**Task to carry out**
Look through the lines below and extract each one that contains "AirPort".

**Records shown**

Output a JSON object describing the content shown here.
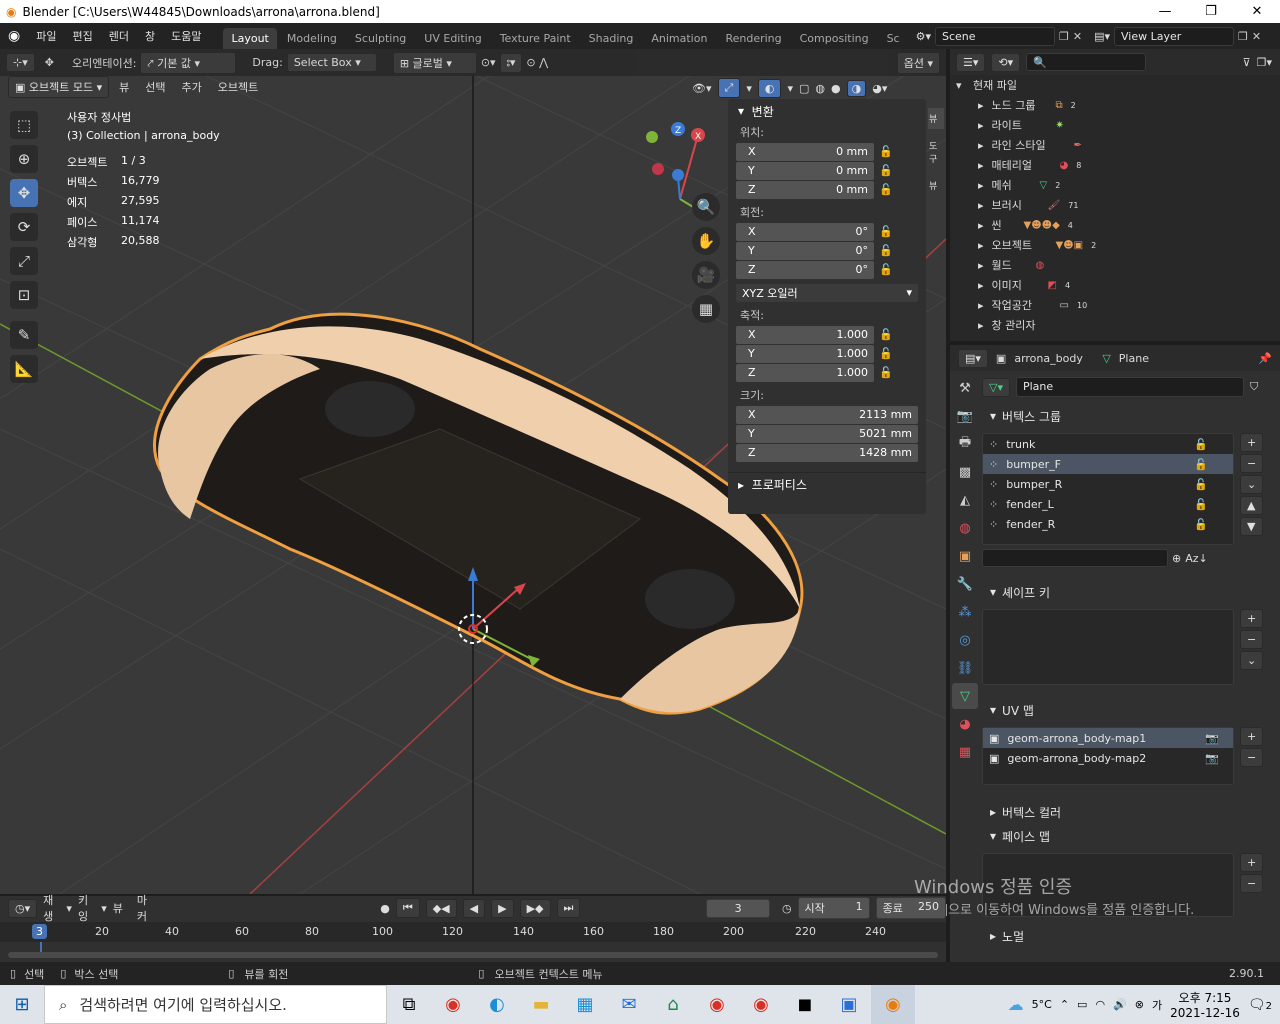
{
  "window": {
    "title": "Blender [C:\\Users\\W44845\\Downloads\\arrona\\arrona.blend]",
    "min": "—",
    "max": "❐",
    "close": "✕"
  },
  "menu": [
    "파일",
    "편집",
    "렌더",
    "창",
    "도움말"
  ],
  "workspaces": [
    "Layout",
    "Modeling",
    "Sculpting",
    "UV Editing",
    "Texture Paint",
    "Shading",
    "Animation",
    "Rendering",
    "Compositing",
    "Sc"
  ],
  "scene": "Scene",
  "view_layer": "View Layer",
  "viewport_header": {
    "orientation_label": "오리엔테이션:",
    "orientation_value": "기본 값",
    "drag_label": "Drag:",
    "drag_value": "Select Box",
    "transform": "글로벌",
    "options": "옵션"
  },
  "viewport_header2": {
    "mode": "오브젝트 모드",
    "view": "뷰",
    "select": "선택",
    "add": "추가",
    "object": "오브젝트"
  },
  "overlay_info": {
    "view_name": "사용자 정사법",
    "collection": "(3) Collection | arrona_body",
    "stats": [
      {
        "label": "오브젝트",
        "value": "1 / 3"
      },
      {
        "label": "버텍스",
        "value": "16,779"
      },
      {
        "label": "에지",
        "value": "27,595"
      },
      {
        "label": "페이스",
        "value": "11,174"
      },
      {
        "label": "삼각형",
        "value": "20,588"
      }
    ]
  },
  "npanel": {
    "transform_header": "변환",
    "location_label": "위치:",
    "location": [
      {
        "axis": "X",
        "value": "0 mm"
      },
      {
        "axis": "Y",
        "value": "0 mm"
      },
      {
        "axis": "Z",
        "value": "0 mm"
      }
    ],
    "rotation_label": "회전:",
    "rotation": [
      {
        "axis": "X",
        "value": "0°"
      },
      {
        "axis": "Y",
        "value": "0°"
      },
      {
        "axis": "Z",
        "value": "0°"
      }
    ],
    "rotation_mode": "XYZ 오일러",
    "scale_label": "축적:",
    "scale": [
      {
        "axis": "X",
        "value": "1.000"
      },
      {
        "axis": "Y",
        "value": "1.000"
      },
      {
        "axis": "Z",
        "value": "1.000"
      }
    ],
    "dimensions_label": "크기:",
    "dimensions": [
      {
        "axis": "X",
        "value": "2113 mm"
      },
      {
        "axis": "Y",
        "value": "5021 mm"
      },
      {
        "axis": "Z",
        "value": "1428 mm"
      }
    ],
    "properties_header": "프로퍼티스",
    "side_tabs": [
      "뷰",
      "도구",
      "뷰"
    ]
  },
  "outliner": {
    "root": "현재 파일",
    "items": [
      {
        "label": "노드 그룹",
        "badge": "2"
      },
      {
        "label": "라이트",
        "badge": ""
      },
      {
        "label": "라인 스타일",
        "badge": ""
      },
      {
        "label": "매테리얼",
        "badge": "8"
      },
      {
        "label": "메쉬",
        "badge": "2"
      },
      {
        "label": "브러시",
        "badge": "71"
      },
      {
        "label": "씬",
        "badge": "4"
      },
      {
        "label": "오브젝트",
        "badge": "2"
      },
      {
        "label": "월드",
        "badge": ""
      },
      {
        "label": "이미지",
        "badge": "4"
      },
      {
        "label": "작업공간",
        "badge": "10"
      },
      {
        "label": "창 관리자",
        "badge": ""
      }
    ]
  },
  "properties": {
    "object_name": "arrona_body",
    "mesh_name": "Plane",
    "data_name": "Plane",
    "vertex_groups_header": "버텍스 그룹",
    "vertex_groups": [
      "trunk",
      "bumper_F",
      "bumper_R",
      "fender_L",
      "fender_R"
    ],
    "selected_group": "bumper_F",
    "shape_keys_header": "셰이프 키",
    "uv_maps_header": "UV 맵",
    "uv_maps": [
      "geom-arrona_body-map1",
      "geom-arrona_body-map2"
    ],
    "vertex_colors_header": "버텍스 컬러",
    "face_maps_header": "페이스 맵",
    "normals_header": "노멀"
  },
  "watermark": {
    "line1": "Windows 정품 인증",
    "line2": "[설정]으로 이동하여 Windows를 정품 인증합니다."
  },
  "timeline": {
    "playback": "재생",
    "keying": "키잉",
    "view": "뷰",
    "marker": "마커",
    "current_frame": "3",
    "start_label": "시작",
    "start": "1",
    "end_label": "종료",
    "end": "250",
    "ruler": [
      "20",
      "40",
      "60",
      "80",
      "100",
      "120",
      "140",
      "160",
      "180",
      "200",
      "220",
      "240"
    ],
    "cursor": "3"
  },
  "statusbar": {
    "select": "선택",
    "box_select": "박스 선택",
    "rotate_view": "뷰를 회전",
    "context_menu": "오브젝트 컨텍스트 메뉴",
    "version": "2.90.1"
  },
  "taskbar": {
    "search_placeholder": "검색하려면 여기에 입력하십시오.",
    "weather": "5°C",
    "time": "오후 7:15",
    "date": "2021-12-16",
    "notifications": "2"
  },
  "colors": {
    "accent": "#4772b3",
    "selection_outline": "#f0a040",
    "viewport_bg": "#393939",
    "body_color": "#f0cfac"
  }
}
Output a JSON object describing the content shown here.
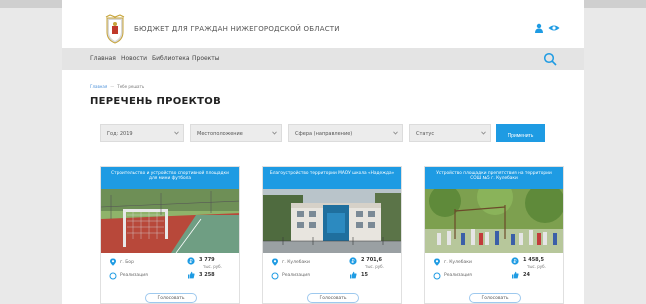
{
  "header": {
    "site_title": "БЮДЖЕТ ДЛЯ ГРАЖДАН НИЖЕГОРОДСКОЙ ОБЛАСТИ",
    "logo_icon": "coat-of-arms-icon",
    "user_icon": "user-icon",
    "accessibility_icon": "eye-icon"
  },
  "nav": {
    "items": [
      "Главная",
      "Новости",
      "Библиотека",
      "Проекты"
    ],
    "search_icon": "search-icon"
  },
  "breadcrumb": {
    "home": "Главная",
    "current": "Тебе решать"
  },
  "page_title": "ПЕРЕЧЕНЬ ПРОЕКТОВ",
  "filters": {
    "year": "Год: 2019",
    "location": "Местоположение",
    "sphere": "Сфера (направление)",
    "status": "Статус",
    "apply_label": "Применить"
  },
  "cards": [
    {
      "title": "Строительство и устройство спортивной площадки для мини футбола",
      "location": "г. Бор",
      "status": "Реализация",
      "amount": "3 779",
      "unit": "тыс. руб.",
      "likes": "3 258",
      "vote_label": "Голосовать"
    },
    {
      "title": "Благоустройство территории МАОУ школа «Надежда»",
      "location": "г. Кулебаки",
      "status": "Реализация",
      "amount": "2 701,6",
      "unit": "тыс. руб.",
      "likes": "15",
      "vote_label": "Голосовать"
    },
    {
      "title": "Устройство площадки препятствия на территории СОШ №5 г. Кулебаки",
      "location": "г. Кулебаки",
      "status": "Реализация",
      "amount": "1 458,5",
      "unit": "тыс. руб.",
      "likes": "24",
      "vote_label": "Голосовать"
    }
  ],
  "colors": {
    "accent": "#1e9be3",
    "nav_bg": "#e4e4e4",
    "page_bg": "#e9e9e9"
  }
}
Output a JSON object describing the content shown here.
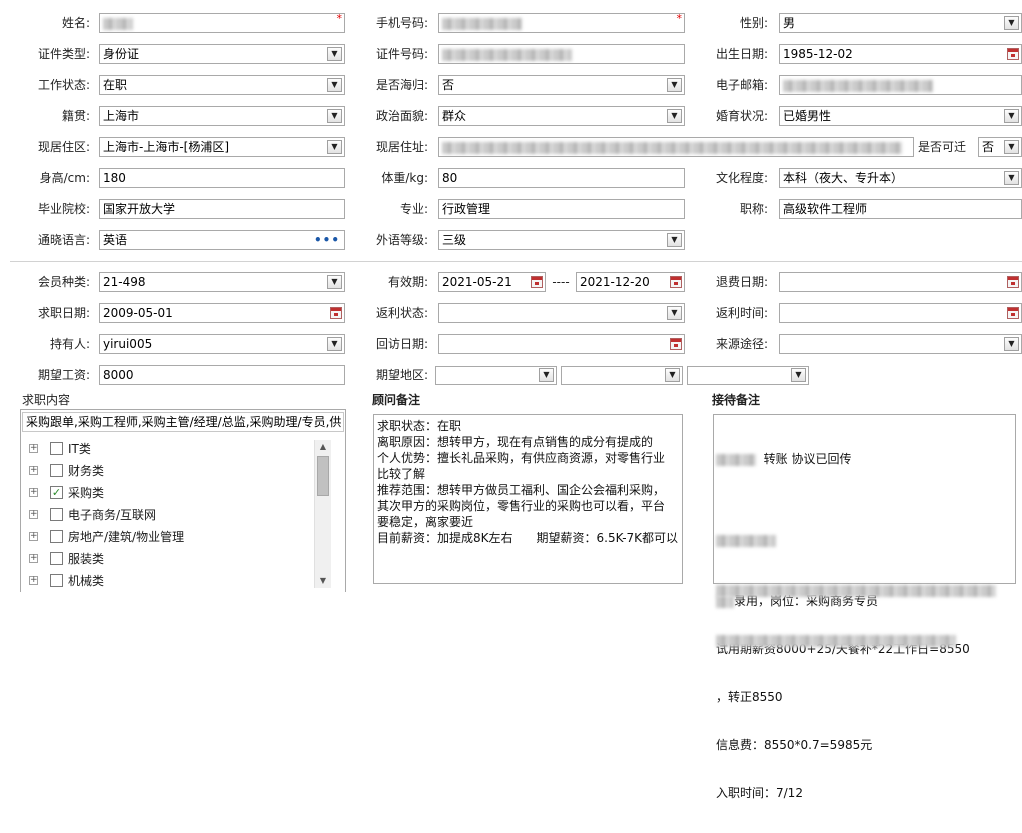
{
  "personal": {
    "name_label": "姓名:",
    "phone_label": "手机号码:",
    "gender_label": "性别:",
    "gender_value": "男",
    "id_type_label": "证件类型:",
    "id_type_value": "身份证",
    "id_number_label": "证件号码:",
    "birth_label": "出生日期:",
    "birth_value": "1985-12-02",
    "work_status_label": "工作状态:",
    "work_status_value": "在职",
    "returnee_label": "是否海归:",
    "returnee_value": "否",
    "email_label": "电子邮箱:",
    "native_label": "籍贯:",
    "native_value": "上海市",
    "political_label": "政治面貌:",
    "political_value": "群众",
    "marital_label": "婚育状况:",
    "marital_value": "已婚男性",
    "residence_area_label": "现居住区:",
    "residence_area_value": "上海市-上海市-[杨浦区]",
    "residence_addr_label": "现居住址:",
    "relocate_label": "是否可迁",
    "relocate_value": "否",
    "height_label": "身高/cm:",
    "height_value": "180",
    "weight_label": "体重/kg:",
    "weight_value": "80",
    "education_label": "文化程度:",
    "education_value": "本科（夜大、专升本）",
    "school_label": "毕业院校:",
    "school_value": "国家开放大学",
    "major_label": "专业:",
    "major_value": "行政管理",
    "title_label": "职称:",
    "title_value": "高级软件工程师",
    "language_label": "通晓语言:",
    "language_value": "英语",
    "language_dots": "•••",
    "lang_level_label": "外语等级:",
    "lang_level_value": "三级",
    "required_mark": "*"
  },
  "membership": {
    "member_type_label": "会员种类:",
    "member_type_value": "21-498",
    "valid_label": "有效期:",
    "valid_from": "2021-05-21",
    "valid_sep": "----",
    "valid_to": "2021-12-20",
    "refund_date_label": "退费日期:",
    "job_date_label": "求职日期:",
    "job_date_value": "2009-05-01",
    "rebate_status_label": "返利状态:",
    "rebate_time_label": "返利时间:",
    "holder_label": "持有人:",
    "holder_value": "yirui005",
    "revisit_label": "回访日期:",
    "source_label": "来源途径:",
    "salary_label": "期望工资:",
    "salary_value": "8000",
    "region_label": "期望地区:"
  },
  "job_content": {
    "title": "求职内容",
    "summary": "采购跟单,采购工程师,采购主管/经理/总监,采购助理/专员,供",
    "items": [
      {
        "label": "IT类",
        "checked": false
      },
      {
        "label": "财务类",
        "checked": false
      },
      {
        "label": "采购类",
        "checked": true
      },
      {
        "label": "电子商务/互联网",
        "checked": false
      },
      {
        "label": "房地产/建筑/物业管理",
        "checked": false
      },
      {
        "label": "服装类",
        "checked": false
      },
      {
        "label": "机械类",
        "checked": false
      }
    ],
    "expand_glyph": "+",
    "check_glyph": "✓"
  },
  "consultant_notes": {
    "title": "顾问备注",
    "text": "求职状态：在职\n离职原因：想转甲方，现在有点销售的成分有提成的\n个人优势：擅长礼品采购，有供应商资源，对零售行业\n比较了解\n推荐范围：想转甲方做员工福利、国企公会福利采购，\n其次甲方的采购岗位，零售行业的采购也可以看，平台\n要稳定，离家要近\n目前薪资：加提成8K左右　　期望薪资：6.5K-7K都可以"
  },
  "reception_notes": {
    "title": "接待备注",
    "line1": "转账 协议已回传",
    "line2": "录用，岗位：采购商务专员",
    "line3": "试用期薪资8000+25/天餐补*22工作日=8550",
    "line4": "，转正8550",
    "line5": "信息费：8550*0.7=5985元",
    "line6": "入职时间：7/12"
  },
  "icons": {
    "dropdown": "▼",
    "scroll_up": "▲",
    "scroll_down": "▼"
  }
}
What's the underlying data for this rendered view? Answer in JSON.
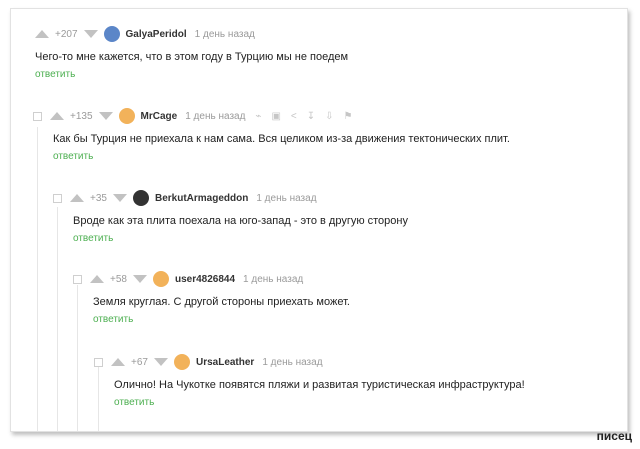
{
  "comments": [
    {
      "rating": "+207",
      "nick": "GalyaPeridol",
      "date": "1 день назад",
      "text": "Чего-то мне кажется, что в этом году в Турцию мы не поедем",
      "reply": "ответить",
      "avatar_color": "#5b86c8"
    },
    {
      "rating": "+135",
      "nick": "MrCage",
      "date": "1 день назад",
      "text": "Как бы Турция не приехала к нам сама. Вся целиком из-за движения тектонических плит.",
      "reply": "ответить",
      "avatar_color": "#f2b25a"
    },
    {
      "rating": "+35",
      "nick": "BerkutArmageddon",
      "date": "1 день назад",
      "text": "Вроде как эта плита поехала на юго-запад - это в другую сторону",
      "reply": "ответить",
      "avatar_color": "#333333"
    },
    {
      "rating": "+58",
      "nick": "user4826844",
      "date": "1 день назад",
      "text": "Земля круглая. С другой стороны приехать может.",
      "reply": "ответить",
      "avatar_color": "#f2b25a"
    },
    {
      "rating": "+67",
      "nick": "UrsaLeather",
      "date": "1 день назад",
      "text": "Олично! На Чукотке появятся пляжи и развитая туристическая инфраструктура!",
      "reply": "ответить",
      "avatar_color": "#f2b25a"
    }
  ],
  "watermark": "писец"
}
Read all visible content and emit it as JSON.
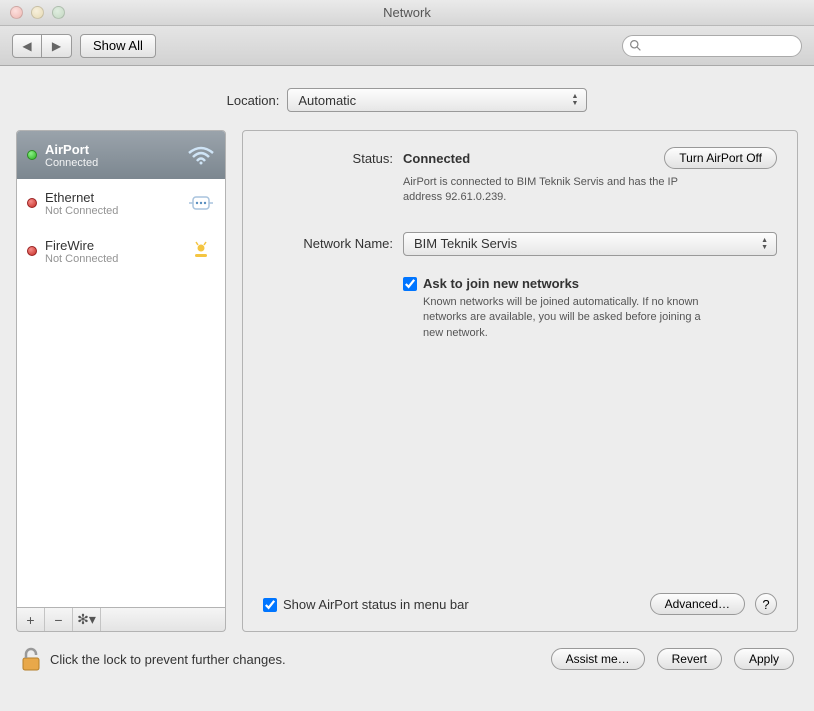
{
  "window": {
    "title": "Network"
  },
  "toolbar": {
    "show_all": "Show All",
    "search_placeholder": ""
  },
  "location": {
    "label": "Location:",
    "value": "Automatic"
  },
  "services": [
    {
      "name": "AirPort",
      "status": "Connected",
      "dot": "green",
      "selected": true
    },
    {
      "name": "Ethernet",
      "status": "Not Connected",
      "dot": "red",
      "selected": false
    },
    {
      "name": "FireWire",
      "status": "Not Connected",
      "dot": "red",
      "selected": false
    }
  ],
  "detail": {
    "status_label": "Status:",
    "status_value": "Connected",
    "turn_off_btn": "Turn AirPort Off",
    "status_info": "AirPort is connected to BIM Teknik Servis and has the IP address 92.61.0.239.",
    "network_name_label": "Network Name:",
    "network_name_value": "BIM Teknik Servis",
    "ask_join_label": "Ask to join new networks",
    "ask_join_desc": "Known networks will be joined automatically. If no known networks are available, you will be asked before joining a new network.",
    "show_status_label": "Show AirPort status in menu bar",
    "advanced_btn": "Advanced…",
    "help_btn": "?"
  },
  "footer": {
    "lock_text": "Click the lock to prevent further changes.",
    "assist_btn": "Assist me…",
    "revert_btn": "Revert",
    "apply_btn": "Apply"
  }
}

**Response to this exercise**
      "name": "AirPort",
    "turn_off_btn": "Turn AirPort Off",
    "status_info": "AirPort is connected to BIM Teknik Servis and has the IP address 92.61.0.239.",
    "show_status_label": "Show AirPort status in menu bar",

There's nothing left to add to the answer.